Then one day my canny ballet teacher asked the class ‘who is the actor amongst you?’. Most eyes and little fingers in the class pointed to me. The teacher promptly nominated me to learn and perform a solo ballet number called The Mischievous Maid, which in her opinion required a good deal of acting as much as dancing. I nailed that thing. Then I was hooked.
I stayed in ballet classes for ten years. I loved it. I never again got a C-minus in self-control. I learned to stand still when I needed to, to listen to the teacher, to be patient, to rehearse and rehearse and rehearse again until I got it right.
I learned that talent is not enough.
Energy is not enough.
Imagination is not enough.
Discipline. Craft. Focus. These things are essential for performance.
That’s the point. That was my mother’s point. Even if she never really intended for me to take up a career in the Performing Arts, which I certainly did, what she knew was that learning craft was critical. She knew that taking classes brings so many more benefits than just learning the moves and being distracted for an hour or so on something creative. She knew the act of practicing performance in a group environment with a professional facilitator both moderates impulses and draws out strengths like confidence, resilience, and in my case at least, learning to stand still and think.
JUTE THEATRE SCHOOL
JUTE Theatre Company offers young people who are serious about theatre a chance to find some focused concentrated training at the JUTE Theatre School (JTS). We believe in it as a stepping stone to understanding what a future in acting feels like. Being able to conduct yourself well in an acting environment requires discipline, patience, listening and above all, leaving your ego at the door. There are no stars at JTS, only the honest rigour of ensemble work. JUTE wants to point your drama-loving son or daughter in the right direction to enter a professional career. But, of course, not every child who likes drama wants to be an actor. Even if they decide not to go on to a career in acting, the classes will give them focus, open them up to the true craft of theatre, and help them get A+ in self-control.
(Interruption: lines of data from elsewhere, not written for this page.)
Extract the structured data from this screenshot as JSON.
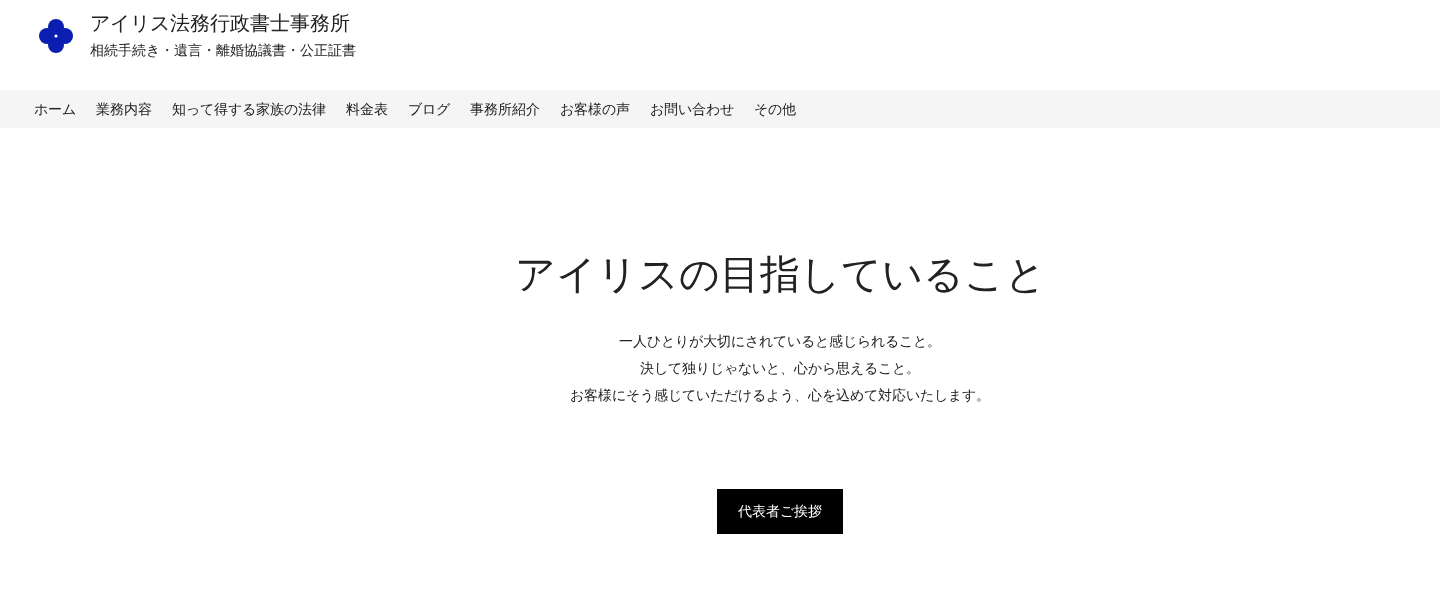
{
  "site": {
    "title": "アイリス法務行政書士事務所",
    "tagline": "相続手続き・遺言・離婚協議書・公正証書"
  },
  "nav": [
    {
      "label": "ホーム"
    },
    {
      "label": "業務内容"
    },
    {
      "label": "知って得する家族の法律"
    },
    {
      "label": "料金表"
    },
    {
      "label": "ブログ"
    },
    {
      "label": "事務所紹介"
    },
    {
      "label": "お客様の声"
    },
    {
      "label": "お問い合わせ"
    },
    {
      "label": "その他"
    }
  ],
  "hero": {
    "heading": "アイリスの目指していること",
    "lines": [
      "一人ひとりが大切にされていると感じられること。",
      "決して独りじゃないと、心から思えること。",
      "お客様にそう感じていただけるよう、心を込めて対応いたします。"
    ],
    "button": "代表者ご挨拶"
  }
}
Term 4 2018 of JTS will being in just one week! The highly skilled and wonderfully talented Mark Sheppard, who wants to share his keen knowledge of clowning and how this traditional form of theatrics can help free your imagination, open up your skills in improvisation and allow you to connect to the inner emotional world of your characters on stage, will be the facilitator for the high school and senior groups. Improvisational specialist Taeg Twist will facilitate the primary school group.
Some feedback we have received from students and their parents in the last year about what JUTE Theatre School gives to participants:
“The JUTE Theatre School classes have given my daughter more confidence. She speaks more clearly and even her teachers at school have noticed a difference in her ability to stay on task.”
“Even though he is not shy at home, he is usually very nervous to speak in front of people. Since taking the classes, which he loves, he is gaining so much more confidence to speak up. I’m really happy and he enjoys the theatre classes so much.”
“The classes are so fun. I look forward to it. There’s always new stuff to learn.”
Expect fun. But also expect hard work.
The final term of the 2018 JTS will begin On October 24, an afternoon or evening class depending on the age of the student, every Wednesday. There are classes for primary, secondary and adult students. This term hosts a special guest, actor and facilitator Mark Sheppard who will be focussing on comedy and the theatrical uses of clown work. Give JUTE a call to book a place on book online today. As an introductory offer, your first class will be free.